Prompt. Word for word, reproduce each line of the data below, omitting every image.

Given data.
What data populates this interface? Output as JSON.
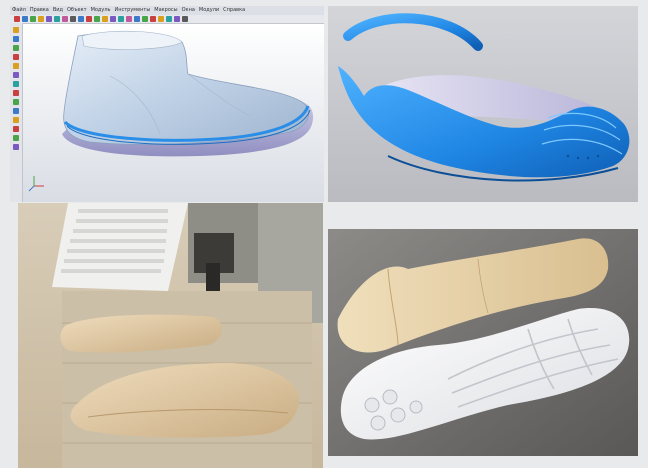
{
  "cad_window": {
    "menu_items": [
      "Файл",
      "Правка",
      "Вид",
      "Объект",
      "Модуль",
      "Инструменты",
      "Макросы",
      "Окна",
      "Модули",
      "Справка"
    ],
    "toolbar_icon_colors": [
      "#c84040",
      "#3b7ac9",
      "#4aa54a",
      "#d9a020",
      "#7a5ac0",
      "#2aa0a0",
      "#c05a9a",
      "#5a5a5a",
      "#3b7ac9",
      "#c84040",
      "#4aa54a",
      "#d9a020",
      "#7a5ac0",
      "#2aa0a0",
      "#c05a9a",
      "#3b7ac9",
      "#4aa54a",
      "#c84040",
      "#d9a020",
      "#2aa0a0",
      "#7a5ac0",
      "#5a5a5a"
    ],
    "side_icon_colors": [
      "#d9a020",
      "#3b7ac9",
      "#4aa54a",
      "#c84040",
      "#d9a020",
      "#7a5ac0",
      "#2aa0a0",
      "#c84040",
      "#4aa54a",
      "#3b7ac9",
      "#d9a020",
      "#c84040",
      "#4aa54a",
      "#7a5ac0"
    ]
  },
  "colors": {
    "shoe_blue": "#2a8ee8",
    "shoe_light": "#c6d6e8",
    "sole_lavender": "#b9b8dc",
    "wood": "#e7d1a8",
    "white_sole": "#f3f4f6"
  }
}
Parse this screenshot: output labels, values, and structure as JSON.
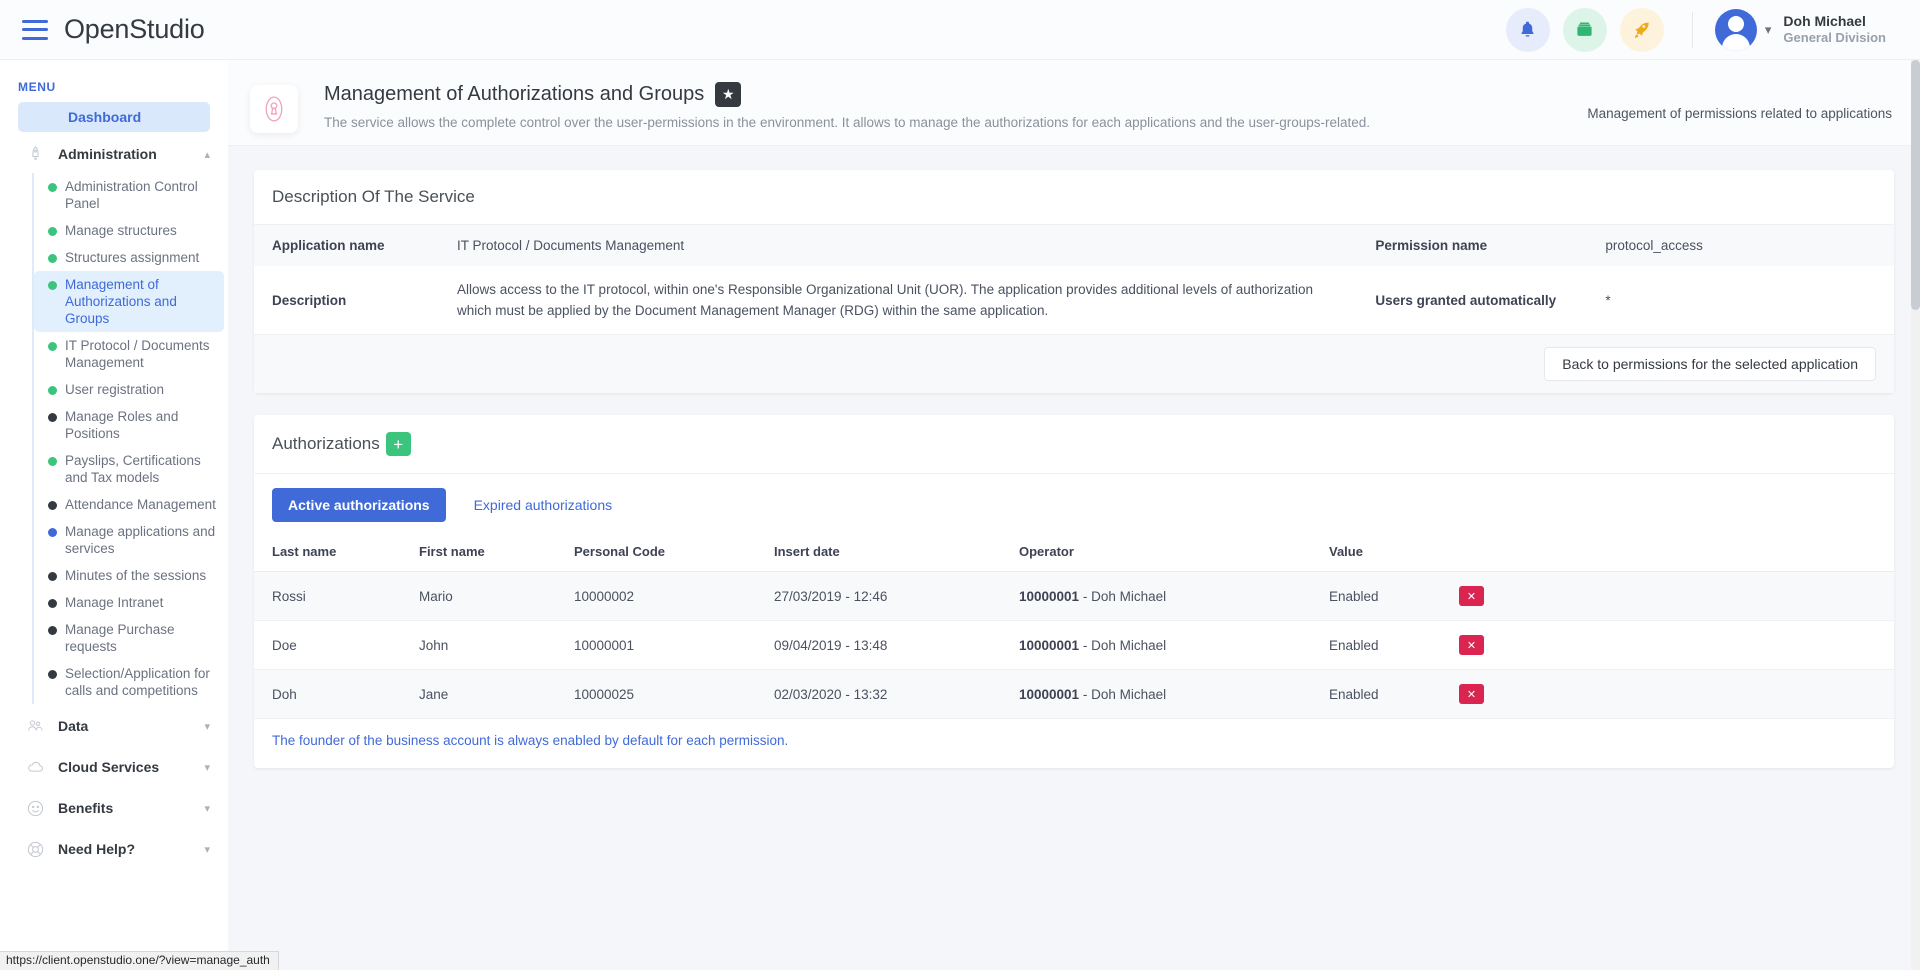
{
  "topbar": {
    "brand": "OpenStudio",
    "menu_icon": "hamburger-icon",
    "actions": [
      {
        "name": "notifications",
        "icon": "bell-icon",
        "color": "#3f6ad8",
        "bg": "#e6ecfb"
      },
      {
        "name": "wallet",
        "icon": "wallet-icon",
        "color": "#3ac47d",
        "bg": "#ddf5e9"
      },
      {
        "name": "upgrade",
        "icon": "rocket-icon",
        "color": "#f7b924",
        "bg": "#fdf3dc"
      }
    ],
    "user": {
      "name": "Doh Michael",
      "division": "General Division"
    }
  },
  "sidebar": {
    "menu_label": "MENU",
    "dashboard": "Dashboard",
    "groups": [
      {
        "label": "Administration",
        "icon": "rocket-icon",
        "expanded": true,
        "items": [
          {
            "label": "Administration Control Panel",
            "dot": "green"
          },
          {
            "label": "Manage structures",
            "dot": "green"
          },
          {
            "label": "Structures assignment",
            "dot": "green"
          },
          {
            "label": "Management of Authorizations and Groups",
            "dot": "green",
            "active": true
          },
          {
            "label": "IT Protocol / Documents Management",
            "dot": "green"
          },
          {
            "label": "User registration",
            "dot": "green"
          },
          {
            "label": "Manage Roles and Positions",
            "dot": "dark"
          },
          {
            "label": "Payslips, Certifications and Tax models",
            "dot": "green"
          },
          {
            "label": "Attendance Management",
            "dot": "dark"
          },
          {
            "label": "Manage applications and services",
            "dot": "blue"
          },
          {
            "label": "Minutes of the sessions",
            "dot": "dark"
          },
          {
            "label": "Manage Intranet",
            "dot": "dark"
          },
          {
            "label": "Manage Purchase requests",
            "dot": "dark"
          },
          {
            "label": "Selection/Application for calls and competitions",
            "dot": "dark"
          }
        ]
      },
      {
        "label": "Data",
        "icon": "users-icon",
        "expanded": false,
        "items": []
      },
      {
        "label": "Cloud Services",
        "icon": "cloud-icon",
        "expanded": false,
        "items": []
      },
      {
        "label": "Benefits",
        "icon": "smile-icon",
        "expanded": false,
        "items": []
      },
      {
        "label": "Need Help?",
        "icon": "lifebuoy-icon",
        "expanded": false,
        "items": []
      }
    ]
  },
  "page_header": {
    "icon": "keyhole-lock-icon",
    "title": "Management of Authorizations and Groups",
    "favorite_icon": "star-icon",
    "subtitle": "The service allows the complete control over the user-permissions in the environment. It allows to manage the authorizations for each applications and the user-groups-related.",
    "right_note": "Management of permissions related to applications"
  },
  "description_card": {
    "title": "Description Of The Service",
    "rows": [
      {
        "left_key": "Application name",
        "left_value": "IT Protocol / Documents Management",
        "right_key": "Permission name",
        "right_value": "protocol_access"
      },
      {
        "left_key": "Description",
        "left_value": "Allows access to the IT protocol, within one's Responsible Organizational Unit (UOR). The application provides additional levels of authorization which must be applied by the Document Management Manager (RDG) within the same application.",
        "right_key": "Users granted automatically",
        "right_value": "*"
      }
    ],
    "back_button": "Back to permissions for the selected application"
  },
  "authorizations_card": {
    "title": "Authorizations",
    "add_button_icon": "plus-icon",
    "tabs": [
      {
        "label": "Active authorizations",
        "active": true
      },
      {
        "label": "Expired authorizations",
        "active": false
      }
    ],
    "columns": [
      "Last name",
      "First name",
      "Personal Code",
      "Insert date",
      "Operator",
      "Value",
      ""
    ],
    "rows": [
      {
        "last_name": "Rossi",
        "first_name": "Mario",
        "personal_code": "10000002",
        "insert_date": "27/03/2019 - 12:46",
        "operator_code": "10000001",
        "operator_name": " - Doh Michael",
        "value": "Enabled",
        "action_icon": "delete-icon"
      },
      {
        "last_name": "Doe",
        "first_name": "John",
        "personal_code": "10000001",
        "insert_date": "09/04/2019 - 13:48",
        "operator_code": "10000001",
        "operator_name": " - Doh Michael",
        "value": "Enabled",
        "action_icon": "delete-icon"
      },
      {
        "last_name": "Doh",
        "first_name": "Jane",
        "personal_code": "10000025",
        "insert_date": "02/03/2020 - 13:32",
        "operator_code": "10000001",
        "operator_name": " - Doh Michael",
        "value": "Enabled",
        "action_icon": "delete-icon"
      }
    ],
    "note": "The founder of the business account is always enabled by default for each permission."
  },
  "statusbar": {
    "url": "https://client.openstudio.one/?view=manage_auth"
  },
  "colors": {
    "primary": "#3f6ad8",
    "success": "#3ac47d",
    "danger": "#d92550",
    "warning": "#f7b924",
    "dark": "#343a40"
  }
}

Written solution.
What data populates this interface? Output as JSON.
{
  "cad_window": {
    "menu_items": [
      "Файл",
      "Правка",
      "Вид",
      "Объект",
      "Модуль",
      "Инструменты",
      "Макросы",
      "Окна",
      "Модули",
      "Справка"
    ],
    "toolbar_icon_colors": [
      "#c84040",
      "#3b7ac9",
      "#4aa54a",
      "#d9a020",
      "#7a5ac0",
      "#2aa0a0",
      "#c05a9a",
      "#5a5a5a",
      "#3b7ac9",
      "#c84040",
      "#4aa54a",
      "#d9a020",
      "#7a5ac0",
      "#2aa0a0",
      "#c05a9a",
      "#3b7ac9",
      "#4aa54a",
      "#c84040",
      "#d9a020",
      "#2aa0a0",
      "#7a5ac0",
      "#5a5a5a"
    ],
    "side_icon_colors": [
      "#d9a020",
      "#3b7ac9",
      "#4aa54a",
      "#c84040",
      "#d9a020",
      "#7a5ac0",
      "#2aa0a0",
      "#c84040",
      "#4aa54a",
      "#3b7ac9",
      "#d9a020",
      "#c84040",
      "#4aa54a",
      "#7a5ac0"
    ]
  },
  "colors": {
    "shoe_blue": "#2a8ee8",
    "shoe_light": "#c6d6e8",
    "sole_lavender": "#b9b8dc",
    "wood": "#e7d1a8",
    "white_sole": "#f3f4f6"
  }
}
Parse this screenshot: output labels, values, and structure as JSON.
{
  "topbar": {
    "brand": "OpenStudio",
    "menu_icon": "hamburger-icon",
    "actions": [
      {
        "name": "notifications",
        "icon": "bell-icon",
        "color": "#3f6ad8",
        "bg": "#e6ecfb"
      },
      {
        "name": "wallet",
        "icon": "wallet-icon",
        "color": "#3ac47d",
        "bg": "#ddf5e9"
      },
      {
        "name": "upgrade",
        "icon": "rocket-icon",
        "color": "#f7b924",
        "bg": "#fdf3dc"
      }
    ],
    "user": {
      "name": "Doh Michael",
      "division": "General Division"
    }
  },
  "sidebar": {
    "menu_label": "MENU",
    "dashboard": "Dashboard",
    "groups": [
      {
        "label": "Administration",
        "icon": "rocket-icon",
        "expanded": true,
        "items": [
          {
            "label": "Administration Control Panel",
            "dot": "green"
          },
          {
            "label": "Manage structures",
            "dot": "green"
          },
          {
            "label": "Structures assignment",
            "dot": "green"
          },
          {
            "label": "Management of Authorizations and Groups",
            "dot": "green",
            "active": true
          },
          {
            "label": "IT Protocol / Documents Management",
            "dot": "green"
          },
          {
            "label": "User registration",
            "dot": "green"
          },
          {
            "label": "Manage Roles and Positions",
            "dot": "dark"
          },
          {
            "label": "Payslips, Certifications and Tax models",
            "dot": "green"
          },
          {
            "label": "Attendance Management",
            "dot": "dark"
          },
          {
            "label": "Manage applications and services",
            "dot": "blue"
          },
          {
            "label": "Minutes of the sessions",
            "dot": "dark"
          },
          {
            "label": "Manage Intranet",
            "dot": "dark"
          },
          {
            "label": "Manage Purchase requests",
            "dot": "dark"
          },
          {
            "label": "Selection/Application for calls and competitions",
            "dot": "dark"
          }
        ]
      },
      {
        "label": "Data",
        "icon": "users-icon",
        "expanded": false,
        "items": []
      },
      {
        "label": "Cloud Services",
        "icon": "cloud-icon",
        "expanded": false,
        "items": []
      },
      {
        "label": "Benefits",
        "icon": "smile-icon",
        "expanded": false,
        "items": []
      },
      {
        "label": "Need Help?",
        "icon": "lifebuoy-icon",
        "expanded": false,
        "items": []
      }
    ]
  },
  "page_header": {
    "icon": "keyhole-lock-icon",
    "title": "Management of Authorizations and Groups",
    "favorite_icon": "star-icon",
    "subtitle": "The service allows the complete control over the user-permissions in the environment. It allows to manage the authorizations for each applications and the user-groups-related.",
    "right_note": "Management of permissions related to applications"
  },
  "description_card": {
    "title": "Description Of The Service",
    "rows": [
      {
        "left_key": "Application name",
        "left_value": "IT Protocol / Documents Management",
        "right_key": "Permission name",
        "right_value": "protocol_access"
      },
      {
        "left_key": "Description",
        "left_value": "Allows access to the IT protocol, within one's Responsible Organizational Unit (UOR). The application provides additional levels of authorization which must be applied by the Document Management Manager (RDG) within the same application.",
        "right_key": "Users granted automatically",
        "right_value": "*"
      }
    ],
    "back_button": "Back to permissions for the selected application"
  },
  "authorizations_card": {
    "title": "Authorizations",
    "add_button_icon": "plus-icon",
    "tabs": [
      {
        "label": "Active authorizations",
        "active": true
      },
      {
        "label": "Expired authorizations",
        "active": false
      }
    ],
    "columns": [
      "Last name",
      "First name",
      "Personal Code",
      "Insert date",
      "Operator",
      "Value",
      ""
    ],
    "rows": [
      {
        "last_name": "Rossi",
        "first_name": "Mario",
        "personal_code": "10000002",
        "insert_date": "27/03/2019 - 12:46",
        "operator_code": "10000001",
        "operator_name": " - Doh Michael",
        "value": "Enabled",
        "action_icon": "delete-icon"
      },
      {
        "last_name": "Doe",
        "first_name": "John",
        "personal_code": "10000001",
        "insert_date": "09/04/2019 - 13:48",
        "operator_code": "10000001",
        "operator_name": " - Doh Michael",
        "value": "Enabled",
        "action_icon": "delete-icon"
      },
      {
        "last_name": "Doh",
        "first_name": "Jane",
        "personal_code": "10000025",
        "insert_date": "02/03/2020 - 13:32",
        "operator_code": "10000001",
        "operator_name": " - Doh Michael",
        "value": "Enabled",
        "action_icon": "delete-icon"
      }
    ],
    "note": "The founder of the business account is always enabled by default for each permission."
  },
  "statusbar": {
    "url": "https://client.openstudio.one/?view=manage_auth"
  },
  "colors": {
    "primary": "#3f6ad8",
    "success": "#3ac47d",
    "danger": "#d92550",
    "warning": "#f7b924",
    "dark": "#343a40"
  }
}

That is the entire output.